**Supplied records**
[Start of section]
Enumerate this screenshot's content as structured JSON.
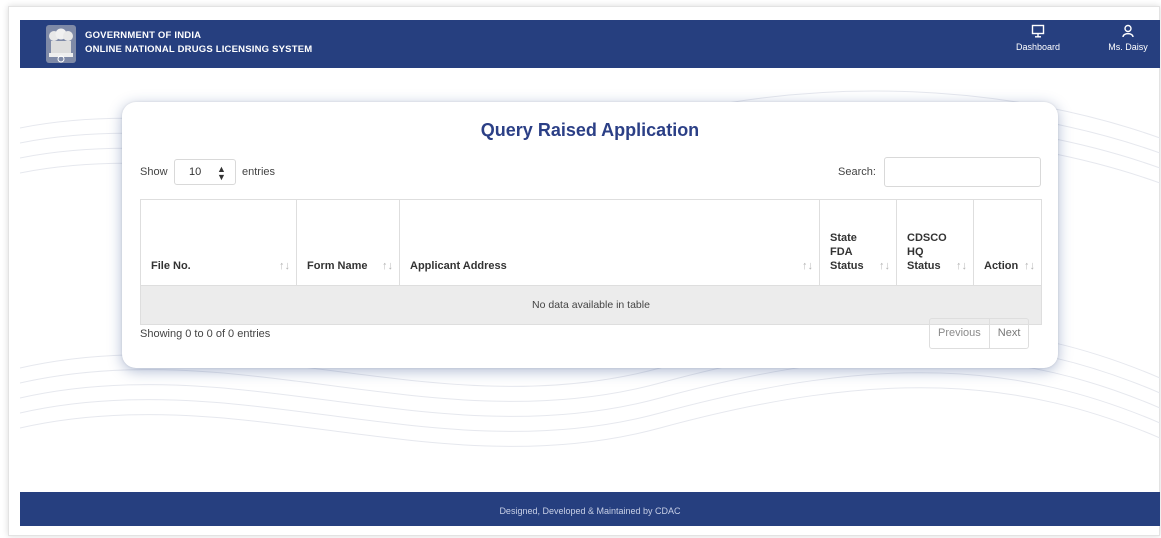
{
  "header": {
    "line1": "GOVERNMENT OF INDIA",
    "line2": "ONLINE NATIONAL DRUGS LICENSING SYSTEM",
    "nav": [
      {
        "label": "Dashboard",
        "icon": "monitor-icon"
      },
      {
        "label": "Ms. Daisy",
        "icon": "user-icon"
      }
    ]
  },
  "card": {
    "title": "Query Raised Application",
    "show_label": "Show",
    "entries_value": "10",
    "entries_label": "entries",
    "search_label": "Search:",
    "search_value": "",
    "columns": [
      {
        "line1": "File No.",
        "line2": "",
        "line3": ""
      },
      {
        "line1": "Form Name",
        "line2": "",
        "line3": ""
      },
      {
        "line1": "Applicant Address",
        "line2": "",
        "line3": ""
      },
      {
        "line1": "State",
        "line2": "FDA",
        "line3": "Status"
      },
      {
        "line1": "CDSCO",
        "line2": "HQ",
        "line3": "Status"
      },
      {
        "line1": "Action",
        "line2": "",
        "line3": ""
      }
    ],
    "empty_message": "No data available in table",
    "info": "Showing 0 to 0 of 0 entries",
    "pagination": {
      "previous": "Previous",
      "next": "Next"
    }
  },
  "footer": {
    "text": "Designed, Developed & Maintained by CDAC"
  },
  "colors": {
    "brand_navy": "#263f7f",
    "title_blue": "#2b3f86"
  }
}
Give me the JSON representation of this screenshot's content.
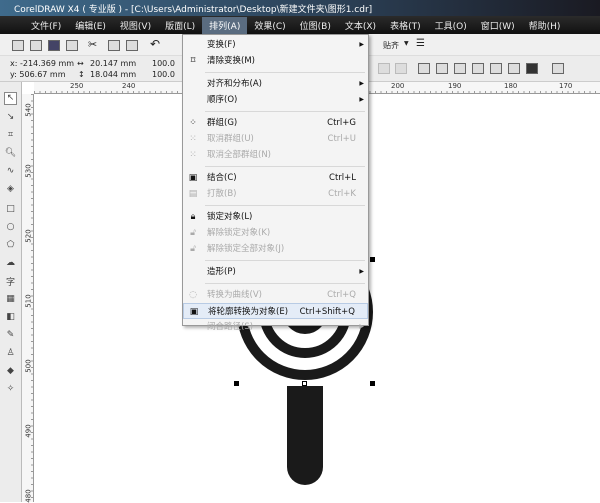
{
  "window": {
    "title": "CorelDRAW X4 ( 专业版 ) - [C:\\Users\\Administrator\\Desktop\\新建文件夹\\图形1.cdr]"
  },
  "menubar": [
    {
      "label": "文件(F)"
    },
    {
      "label": "编辑(E)"
    },
    {
      "label": "视图(V)"
    },
    {
      "label": "版面(L)"
    },
    {
      "label": "排列(A)",
      "active": true
    },
    {
      "label": "效果(C)"
    },
    {
      "label": "位图(B)"
    },
    {
      "label": "文本(X)"
    },
    {
      "label": "表格(T)"
    },
    {
      "label": "工具(O)"
    },
    {
      "label": "窗口(W)"
    },
    {
      "label": "帮助(H)"
    }
  ],
  "toolbar": {
    "snap_label": "贴齐"
  },
  "property_bar": {
    "x": "x: -214.369 mm",
    "y": "y: 506.67 mm",
    "width": "20.147 mm",
    "height": "18.044 mm",
    "scale_x": "100.0",
    "scale_y": "100.0"
  },
  "rulers": {
    "horizontal": [
      "250",
      "240",
      "200",
      "190",
      "180",
      "170"
    ],
    "vertical": [
      "540",
      "530",
      "520",
      "510",
      "500",
      "490",
      "480"
    ]
  },
  "arrange_menu": [
    {
      "label": "变换(F)",
      "submenu": true,
      "icon": ""
    },
    {
      "label": "清除变换(M)",
      "icon": "clear-transform-icon"
    },
    {
      "sep": true
    },
    {
      "label": "对齐和分布(A)",
      "submenu": true
    },
    {
      "label": "顺序(O)",
      "submenu": true
    },
    {
      "sep": true
    },
    {
      "label": "群组(G)",
      "shortcut": "Ctrl+G",
      "icon": "group-icon"
    },
    {
      "label": "取消群组(U)",
      "shortcut": "Ctrl+U",
      "disabled": true,
      "icon": "ungroup-icon"
    },
    {
      "label": "取消全部群组(N)",
      "disabled": true,
      "icon": "ungroup-all-icon"
    },
    {
      "sep": true
    },
    {
      "label": "结合(C)",
      "shortcut": "Ctrl+L",
      "icon": "combine-icon"
    },
    {
      "label": "打散(B)",
      "shortcut": "Ctrl+K",
      "disabled": true,
      "icon": "break-apart-icon"
    },
    {
      "sep": true
    },
    {
      "label": "锁定对象(L)",
      "icon": "lock-icon"
    },
    {
      "label": "解除锁定对象(K)",
      "disabled": true,
      "icon": "unlock-icon"
    },
    {
      "label": "解除锁定全部对象(J)",
      "disabled": true,
      "icon": "unlock-all-icon"
    },
    {
      "sep": true
    },
    {
      "label": "造形(P)",
      "submenu": true
    },
    {
      "sep": true
    },
    {
      "label": "转换为曲线(V)",
      "shortcut": "Ctrl+Q",
      "disabled": true,
      "icon": "convert-curves-icon"
    },
    {
      "label": "将轮廓转换为对象(E)",
      "shortcut": "Ctrl+Shift+Q",
      "highlighted": true,
      "icon": "outline-to-object-icon"
    },
    {
      "label": "闭合路径(S)",
      "submenu": true,
      "disabled": true
    }
  ]
}
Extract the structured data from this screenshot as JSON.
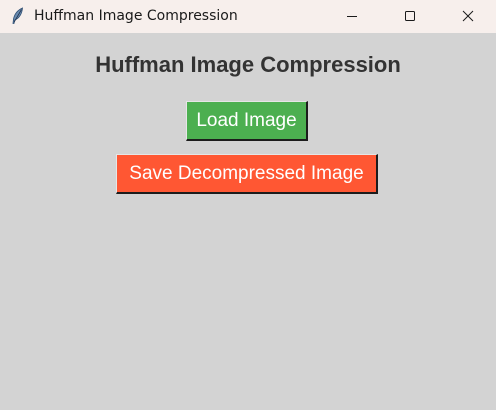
{
  "window": {
    "title": "Huffman Image Compression",
    "app_icon": "feather-icon",
    "controls": {
      "minimize_icon": "minimize-icon",
      "maximize_icon": "maximize-icon",
      "close_icon": "close-icon"
    }
  },
  "main": {
    "heading": "Huffman Image Compression",
    "load_button_label": "Load Image",
    "save_button_label": "Save Decompressed Image"
  },
  "colors": {
    "background": "#d3d3d3",
    "titlebar": "#f7efec",
    "load_button": "#4caf50",
    "save_button": "#ff5733",
    "heading_text": "#333333"
  }
}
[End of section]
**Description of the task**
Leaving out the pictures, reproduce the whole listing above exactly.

**Solution to this exercise**
Enumerate this screenshot's content as structured JSON.
{
  "header": {
    "line1": "GOVERNMENT OF INDIA",
    "line2": "ONLINE NATIONAL DRUGS LICENSING SYSTEM",
    "nav": [
      {
        "label": "Dashboard",
        "icon": "monitor-icon"
      },
      {
        "label": "Ms. Daisy",
        "icon": "user-icon"
      }
    ]
  },
  "card": {
    "title": "Query Raised Application",
    "show_label": "Show",
    "entries_value": "10",
    "entries_label": "entries",
    "search_label": "Search:",
    "search_value": "",
    "columns": [
      {
        "line1": "File No.",
        "line2": "",
        "line3": ""
      },
      {
        "line1": "Form Name",
        "line2": "",
        "line3": ""
      },
      {
        "line1": "Applicant Address",
        "line2": "",
        "line3": ""
      },
      {
        "line1": "State",
        "line2": "FDA",
        "line3": "Status"
      },
      {
        "line1": "CDSCO",
        "line2": "HQ",
        "line3": "Status"
      },
      {
        "line1": "Action",
        "line2": "",
        "line3": ""
      }
    ],
    "empty_message": "No data available in table",
    "info": "Showing 0 to 0 of 0 entries",
    "pagination": {
      "previous": "Previous",
      "next": "Next"
    }
  },
  "footer": {
    "text": "Designed, Developed & Maintained by CDAC"
  },
  "colors": {
    "brand_navy": "#263f7f",
    "title_blue": "#2b3f86"
  }
}
Give me the JSON representation of this screenshot's content.
{
  "window": {
    "title": "CorelDRAW X4 ( 专业版 ) - [C:\\Users\\Administrator\\Desktop\\新建文件夹\\图形1.cdr]"
  },
  "menubar": [
    {
      "label": "文件(F)"
    },
    {
      "label": "编辑(E)"
    },
    {
      "label": "视图(V)"
    },
    {
      "label": "版面(L)"
    },
    {
      "label": "排列(A)",
      "active": true
    },
    {
      "label": "效果(C)"
    },
    {
      "label": "位图(B)"
    },
    {
      "label": "文本(X)"
    },
    {
      "label": "表格(T)"
    },
    {
      "label": "工具(O)"
    },
    {
      "label": "窗口(W)"
    },
    {
      "label": "帮助(H)"
    }
  ],
  "toolbar": {
    "snap_label": "贴齐"
  },
  "property_bar": {
    "x": "x: -214.369 mm",
    "y": "y: 506.67 mm",
    "width": "20.147 mm",
    "height": "18.044 mm",
    "scale_x": "100.0",
    "scale_y": "100.0"
  },
  "rulers": {
    "horizontal": [
      "250",
      "240",
      "200",
      "190",
      "180",
      "170"
    ],
    "vertical": [
      "540",
      "530",
      "520",
      "510",
      "500",
      "490",
      "480"
    ]
  },
  "arrange_menu": [
    {
      "label": "变换(F)",
      "submenu": true,
      "icon": ""
    },
    {
      "label": "清除变换(M)",
      "icon": "clear-transform-icon"
    },
    {
      "sep": true
    },
    {
      "label": "对齐和分布(A)",
      "submenu": true
    },
    {
      "label": "顺序(O)",
      "submenu": true
    },
    {
      "sep": true
    },
    {
      "label": "群组(G)",
      "shortcut": "Ctrl+G",
      "icon": "group-icon"
    },
    {
      "label": "取消群组(U)",
      "shortcut": "Ctrl+U",
      "disabled": true,
      "icon": "ungroup-icon"
    },
    {
      "label": "取消全部群组(N)",
      "disabled": true,
      "icon": "ungroup-all-icon"
    },
    {
      "sep": true
    },
    {
      "label": "结合(C)",
      "shortcut": "Ctrl+L",
      "icon": "combine-icon"
    },
    {
      "label": "打散(B)",
      "shortcut": "Ctrl+K",
      "disabled": true,
      "icon": "break-apart-icon"
    },
    {
      "sep": true
    },
    {
      "label": "锁定对象(L)",
      "icon": "lock-icon"
    },
    {
      "label": "解除锁定对象(K)",
      "disabled": true,
      "icon": "unlock-icon"
    },
    {
      "label": "解除锁定全部对象(J)",
      "disabled": true,
      "icon": "unlock-all-icon"
    },
    {
      "sep": true
    },
    {
      "label": "造形(P)",
      "submenu": true
    },
    {
      "sep": true
    },
    {
      "label": "转换为曲线(V)",
      "shortcut": "Ctrl+Q",
      "disabled": true,
      "icon": "convert-curves-icon"
    },
    {
      "label": "将轮廓转换为对象(E)",
      "shortcut": "Ctrl+Shift+Q",
      "highlighted": true,
      "icon": "outline-to-object-icon"
    },
    {
      "label": "闭合路径(S)",
      "submenu": true,
      "disabled": true
    }
  ]
}
Extract the structured data from this screenshot as JSON.
{
  "window": {
    "title": "Huffman Image Compression",
    "app_icon": "feather-icon",
    "controls": {
      "minimize_icon": "minimize-icon",
      "maximize_icon": "maximize-icon",
      "close_icon": "close-icon"
    }
  },
  "main": {
    "heading": "Huffman Image Compression",
    "load_button_label": "Load Image",
    "save_button_label": "Save Decompressed Image"
  },
  "colors": {
    "background": "#d3d3d3",
    "titlebar": "#f7efec",
    "load_button": "#4caf50",
    "save_button": "#ff5733",
    "heading_text": "#333333"
  }
}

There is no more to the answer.